Both alternatives are only available for crimes. One option is to seek a specific sentence that would potentially allow the juvenile to eventually be transferred to adult court or prison. The other is to ask the court to waive jurisdiction over the minor and to certify the minor as an adult. The main difference between the two options is that a particular application and sentence is maintained in the juvenile court system – with the possibility of a sentence being transferred to an adult probation or adult correctional facility after the juvenile has grown up – while a juvenile tried as an adult is transferred to adult court prior to a verdict. The advantage of prosecuting a specific sentence is that it sets a range of sentence of up to 40 years. Section 53.045(a)(1)-17 of the Texas Family Code explicitly describes the crimes that qualify for a particular penalty. For example, murder, possession of a controlled substance in the first degree, sexual assault and aggravated assault are all specifically eligible, but home burglary, robbery and indecency with a child by exposure are not. Note that a minor will not be able to seal their criminal record if a decision is made on a particular request. To receive a specific sentence, the prosecutor must submit a specific petition to a grand jury to approve submission to juvenile court. The grand jury must determine that there is a probable reason and also decide whether or not to grant permission to submit a particular application.
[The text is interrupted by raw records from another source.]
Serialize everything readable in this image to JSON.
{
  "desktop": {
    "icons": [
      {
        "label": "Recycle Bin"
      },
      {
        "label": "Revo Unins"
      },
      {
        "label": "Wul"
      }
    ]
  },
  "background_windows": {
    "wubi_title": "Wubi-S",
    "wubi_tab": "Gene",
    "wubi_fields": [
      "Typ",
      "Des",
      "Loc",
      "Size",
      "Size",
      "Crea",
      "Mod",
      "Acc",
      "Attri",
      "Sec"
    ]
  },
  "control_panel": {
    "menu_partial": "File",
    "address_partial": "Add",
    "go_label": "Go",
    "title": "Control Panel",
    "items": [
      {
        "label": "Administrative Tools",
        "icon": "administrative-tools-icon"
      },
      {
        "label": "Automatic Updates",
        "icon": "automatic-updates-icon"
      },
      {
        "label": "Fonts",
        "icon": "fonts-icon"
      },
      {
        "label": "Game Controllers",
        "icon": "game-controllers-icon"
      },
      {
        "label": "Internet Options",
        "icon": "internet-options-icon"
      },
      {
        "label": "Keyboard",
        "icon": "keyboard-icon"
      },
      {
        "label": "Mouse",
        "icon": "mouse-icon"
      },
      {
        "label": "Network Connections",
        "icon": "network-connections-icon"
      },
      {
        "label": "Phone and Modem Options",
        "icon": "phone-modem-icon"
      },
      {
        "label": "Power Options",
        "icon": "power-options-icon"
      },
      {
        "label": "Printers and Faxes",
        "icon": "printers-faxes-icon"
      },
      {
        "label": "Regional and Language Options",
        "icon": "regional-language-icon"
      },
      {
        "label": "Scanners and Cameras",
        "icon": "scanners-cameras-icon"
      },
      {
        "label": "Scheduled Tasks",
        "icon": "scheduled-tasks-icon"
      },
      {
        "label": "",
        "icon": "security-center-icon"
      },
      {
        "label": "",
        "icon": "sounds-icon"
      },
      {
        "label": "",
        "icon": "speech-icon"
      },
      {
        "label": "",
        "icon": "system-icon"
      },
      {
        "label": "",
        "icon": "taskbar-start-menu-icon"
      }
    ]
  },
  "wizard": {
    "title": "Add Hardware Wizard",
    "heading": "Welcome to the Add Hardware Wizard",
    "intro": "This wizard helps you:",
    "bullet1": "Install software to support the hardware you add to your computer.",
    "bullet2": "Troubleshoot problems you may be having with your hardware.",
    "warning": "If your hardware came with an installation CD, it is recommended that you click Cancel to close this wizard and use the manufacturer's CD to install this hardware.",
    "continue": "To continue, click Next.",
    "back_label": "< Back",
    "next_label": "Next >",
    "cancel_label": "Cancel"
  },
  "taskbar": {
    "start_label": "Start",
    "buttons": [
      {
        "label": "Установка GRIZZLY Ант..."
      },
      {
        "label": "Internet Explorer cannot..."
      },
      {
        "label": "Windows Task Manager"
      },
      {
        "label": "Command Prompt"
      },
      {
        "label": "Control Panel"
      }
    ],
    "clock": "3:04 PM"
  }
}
(The grand jury does not issue an indictment decision in the case. This is the only situation in which a juvenile petition pending in juvenile court can be submitted to a grand jury.) Once the grand jury approves the motion in question, it goes to juvenile court and is called a modified motion. The juvenile defendant must then be personally served with this new application, which announces the State`s intention to request a specific penalty. Although not mandatory, a prosecutor may seek the advice of a grand jury in situations where it is unclear whether charges should be laid against a minor. The grand jury has the same power to review the case as in adult cases. If the grand jury decides that no charges should be laid, the prosecutor cannot file a motion for a crime unless the same or a subsequent grand jury approves the motion. On the other hand, if the grand jury agrees to a motion for the offence, the prosecutor may file the motion under section 53.04. In a case involving a more serious offence, a judge may order that the minor be taken to a secure juvenile detention centre for a period of more than one year. At the discretion of the judge, a juvenile may be sentenced to a « mixed » sentence – a period of time in a juvenile institution, followed by transfer to an adult institution when the juvenile is no longer a minor.

Yes, but only in very limited circumstances. An unruly minor may not be held in police custody for more than 24 hours, unless part of that time falls on a weekend or public holiday. After 24 hours of secure custody, an unruly minor must be returned to the care of a parent or guardian, unless the court has issued a precarious custody order. You can read more about the legal criteria for safe and unsafe custody in G.S. 7B-1903. What legal options are available to youth and families? The other option available to prosecutors when dealing with a case involving a serious crime is to ask the juvenile court to relinquish jurisdiction and hear the case in adult criminal court – in other words, to try to certify the minor as an adult.